From Equation (2) we also see that an output elastic factor demand implies that the elasticity of marginal cost from an increase in factor price will be greater than the cost of the input as a share of total revenue. This result, while important in its own right, is only valid if output remains constant. To calculate the price effect we must account for the effect the change in factor price has on output as well.

In the identical firm case, the comparative static expression for cost pass-through for a competitive market in the short run can be shown to equal^{3}

where is the elasticity of output price with respect to the i-th factor price, ε is the supply elasticity, and is the demand elasticity of the output. It is useful for our purpose to normalize Equation (10) by redefining the elasticity of price transmission as
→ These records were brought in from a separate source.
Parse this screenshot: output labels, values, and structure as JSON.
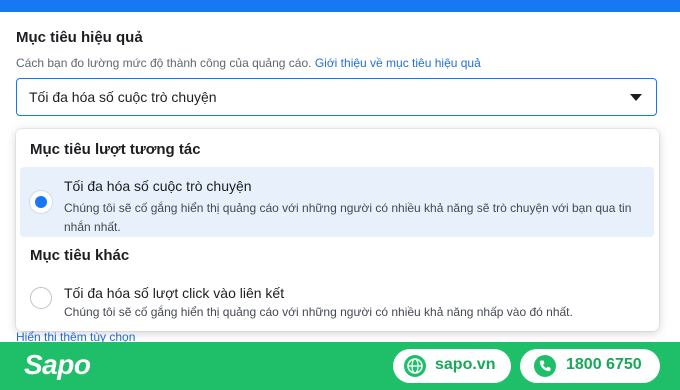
{
  "header": {
    "title": "Mục tiêu hiệu quả",
    "description": "Cách bạn đo lường mức độ thành công của quảng cáo.",
    "learn_more": "Giới thiệu về mục tiêu hiệu quả"
  },
  "select": {
    "value": "Tối đa hóa số cuộc trò chuyện",
    "icon": "caret-down-icon"
  },
  "behind_text": "Hiển thị thêm tùy chọn",
  "menu": {
    "groups": [
      {
        "title": "Mục tiêu lượt tương tác",
        "options": [
          {
            "label": "Tối đa hóa số cuộc trò chuyện",
            "desc": "Chúng tôi sẽ cố gắng hiển thị quảng cáo với những người có nhiều khả năng sẽ trò chuyện với bạn qua tin nhắn nhất.",
            "selected": true
          }
        ]
      },
      {
        "title": "Mục tiêu khác",
        "options": [
          {
            "label": "Tối đa hóa số lượt click vào liên kết",
            "desc": "Chúng tôi sẽ cố gắng hiển thị quảng cáo với những người có nhiều khả năng nhấp vào đó nhất.",
            "selected": false
          }
        ]
      }
    ]
  },
  "footer": {
    "logo": "Sapo",
    "website": "sapo.vn",
    "phone": "1800 6750",
    "colors": {
      "brand_green": "#1fbf6a",
      "facebook_blue": "#1877f2"
    }
  }
}
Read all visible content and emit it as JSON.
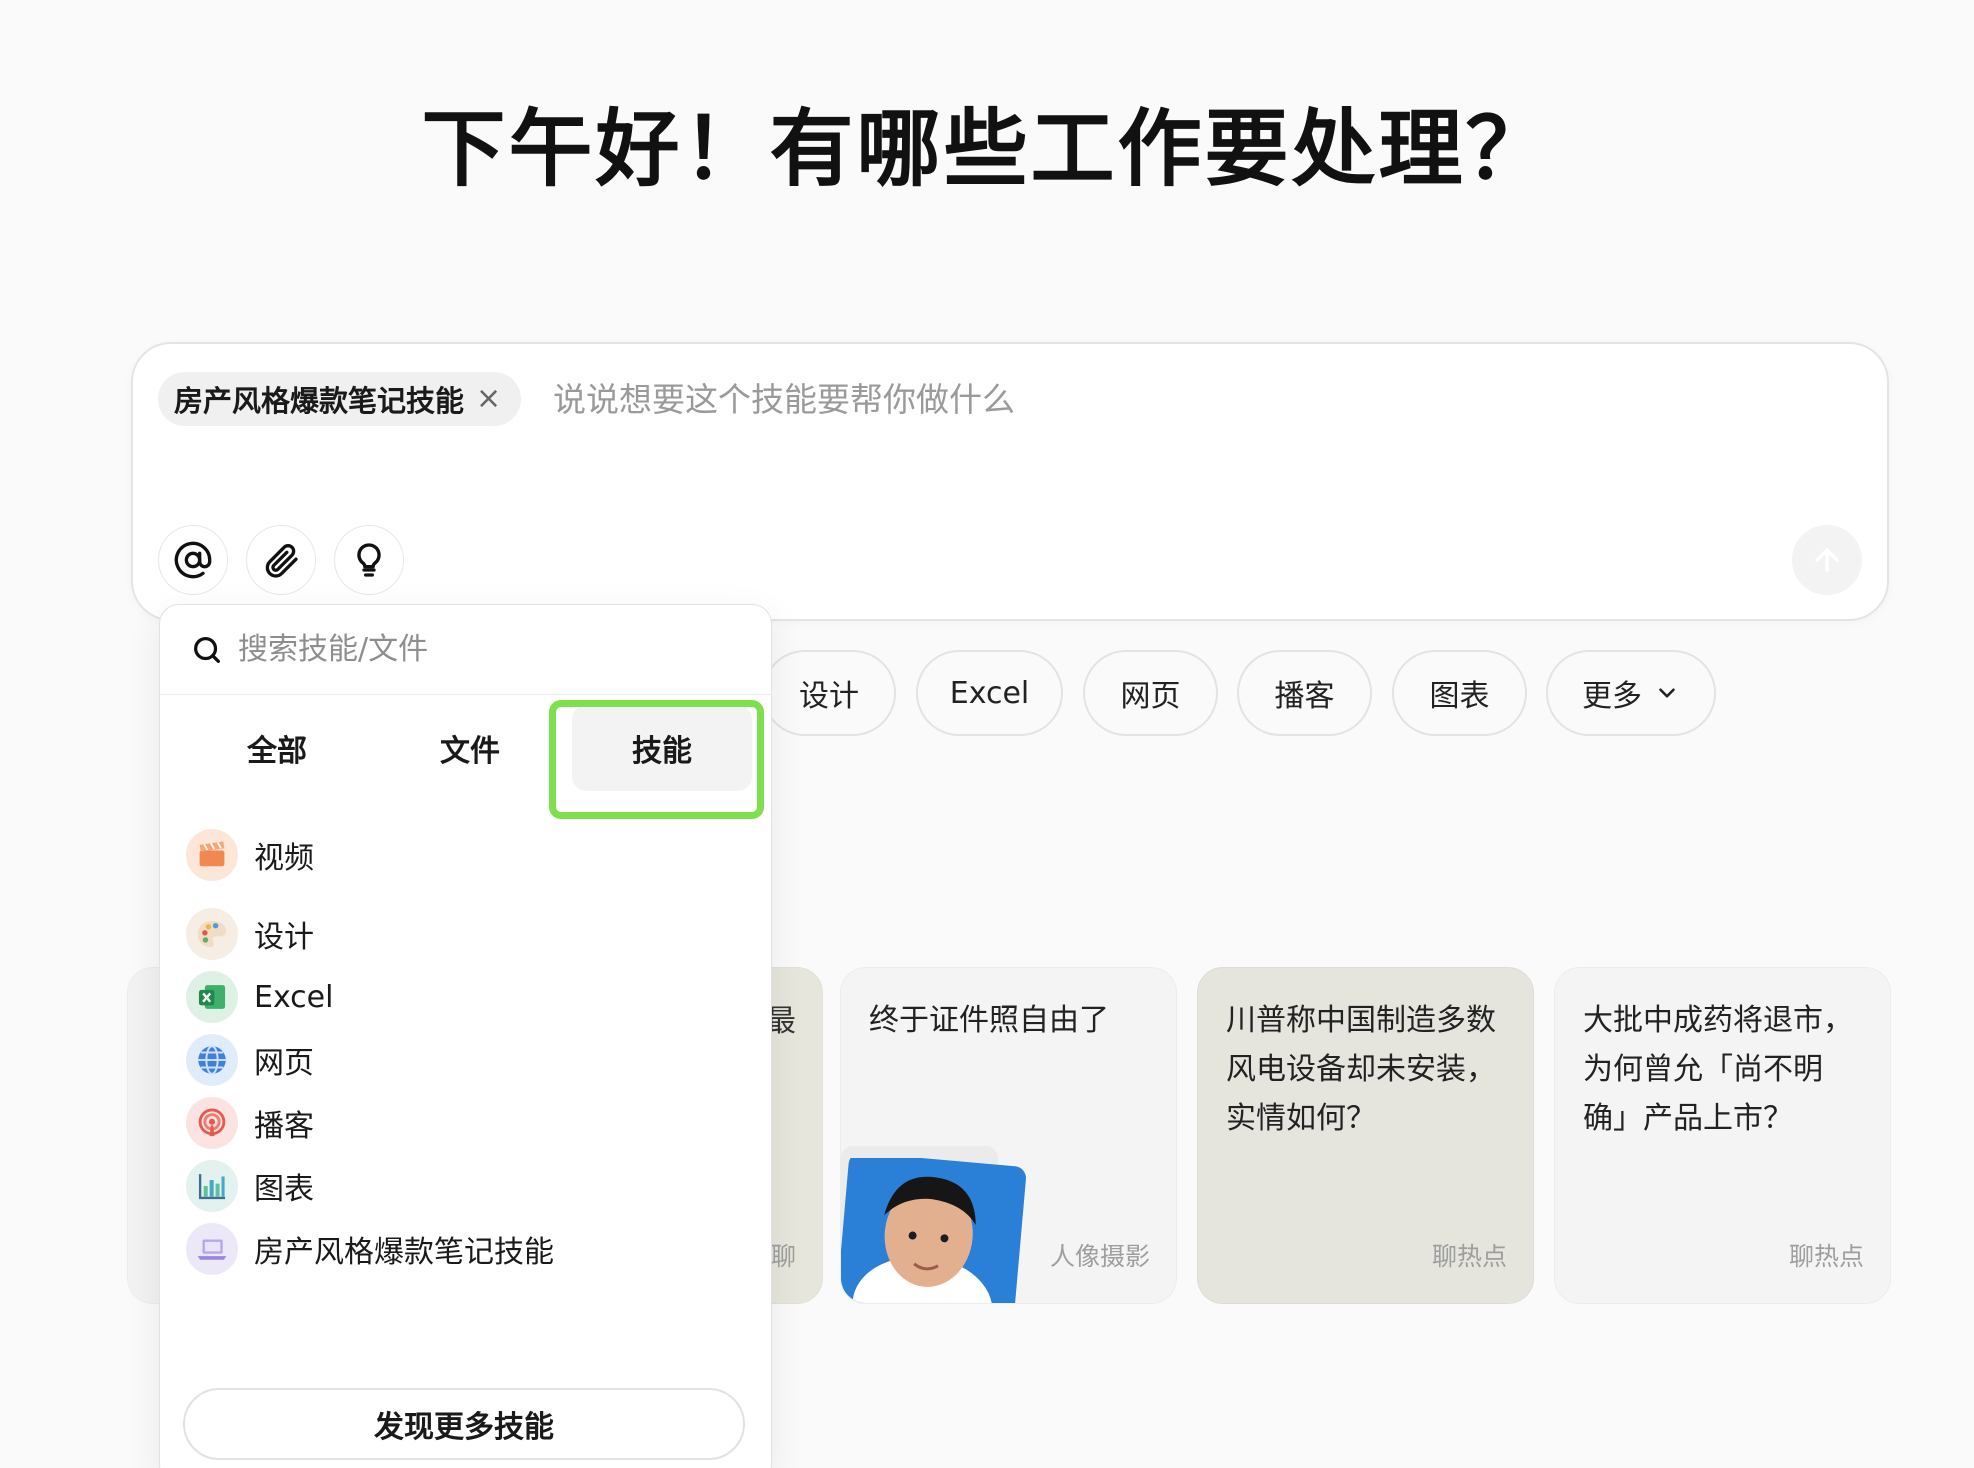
{
  "greeting": "下午好！有哪些工作要处理？",
  "composer": {
    "chip_label": "房产风格爆款笔记技能",
    "chip_close": "×",
    "placeholder": "说说想要这个技能要帮你做什么",
    "tools": [
      "at-icon",
      "paperclip-icon",
      "lightbulb-icon"
    ],
    "send_icon": "arrow-up-icon"
  },
  "categories": [
    "设计",
    "Excel",
    "网页",
    "播客",
    "图表",
    "更多"
  ],
  "cards": [
    {
      "title": "终于证件照自由了",
      "tag": "人像摄影"
    },
    {
      "title": "川普称中国制造多数风电设备却未安装，实情如何？",
      "tag": "聊热点"
    },
    {
      "title": "大批中成药将退市，为何曾允「尚不明确」产品上市？",
      "tag": "聊热点"
    }
  ],
  "partial_card_fragments": {
    "left_card_char": "最",
    "left_card_tag": "聊"
  },
  "popup": {
    "search_placeholder": "搜索技能/文件",
    "tabs": [
      "全部",
      "文件",
      "技能"
    ],
    "active_tab": "技能",
    "items": [
      {
        "label": "视频",
        "icon": "clapperboard-icon"
      },
      {
        "label": "设计",
        "icon": "palette-icon"
      },
      {
        "label": "Excel",
        "icon": "excel-icon"
      },
      {
        "label": "网页",
        "icon": "globe-icon"
      },
      {
        "label": "播客",
        "icon": "podcast-icon"
      },
      {
        "label": "图表",
        "icon": "bar-chart-icon"
      },
      {
        "label": "房产风格爆款笔记技能",
        "icon": "laptop-icon"
      }
    ],
    "more_button": "发现更多技能"
  },
  "colors": {
    "background": "#fafafa",
    "highlight": "#7ee04d",
    "excel_green": "#1f8a4c",
    "video_orange": "#f0884f",
    "podcast_red": "#e8584f",
    "globe_blue": "#3f7fe0"
  }
}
This expression now shows how much output price changes for each unit output change in the i-th factor price. For example, if the input is crude oil and output is gasoline, the expression in Equation (11) now shows how much the price of gasoline changes for a change in the price of crude oil per gallon of gasoline.
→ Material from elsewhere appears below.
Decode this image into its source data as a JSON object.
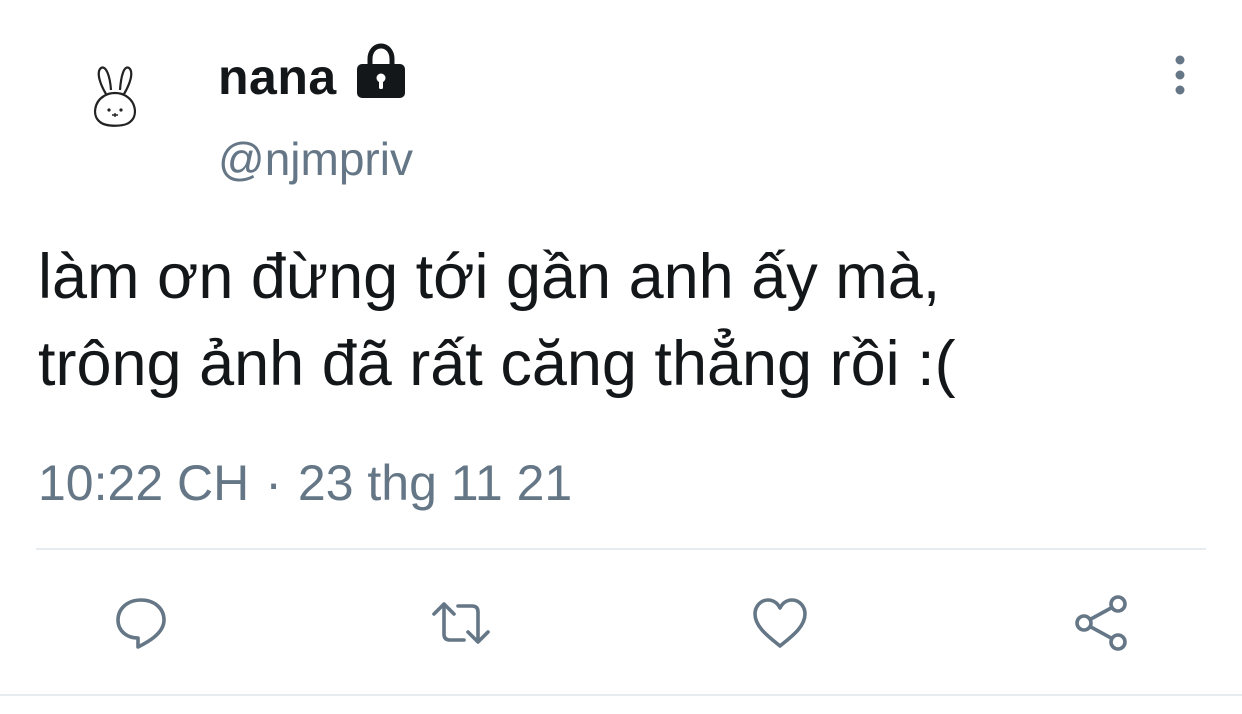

Equation (11) indicates that cost pass-through can now be larger than 1. This will occur when . This will more likely be the case the larger the supply elasticity relative to the absolute value of the demand elasticity.

To see how plausible cost pass-through larger than 1 can be, consider the cost function derived from the CobbDouglas short-run production function:

where the parameters and represent the cost shares of the three variable inputs with returns to scale equal to. The values chosen are typical of many manufacturing industries for materials, labor, and energy^{4}. The output elasticity for the material input in this case (which equals that for labor and energy because production function is homothetic in this case) is 1/0.8 = 1.25. The value for The elasticity of marginal cost with respect to output is 1/0.8 – 1 = 0.25. Thus, the supply elasticity is ε = 1/0.25 = 4. If the demand elasticity is, then the output price change from a one unit change in materials price per unit output is

.

So even with a very elastic supply curve, about 11% more of the increase in materials price would be passed on to output price.

In the general case of input complementarity in production, I have shown that output elasticities of all variable factors will be elastic. A direct implication of this finding is that with input complementarity, marginal cost will increase more than average cost for an increase in factor price. For somewhat aggregate inputs like labor, materials, energy, capital, we would expect input complementarity to be the rule rather than the exception. It is also noteworthy that the result does not depend on any other restrictions on the production function other than the long-run production function exhibiting constant returns to scale. Another condition leading to this result is homotheticity of the short-run production function [

where recall that k_{i} is the total cost of the i-th factor as a share of total costs.

The main implication for cost pass-through is that we have an explanation based on the cost structure for how there can be more than full pass-through of costs. The usual explanation assumes marginal costs are constant so that cost pass-through depends on the shape of the demand curve. However, it is well-known that only very restrictive forms of the demand function will give rise to more than complete cost pass-through [

Research supported in part by the North Carolina Agricultural Research Service, Raleigh, North Carolina, 27695.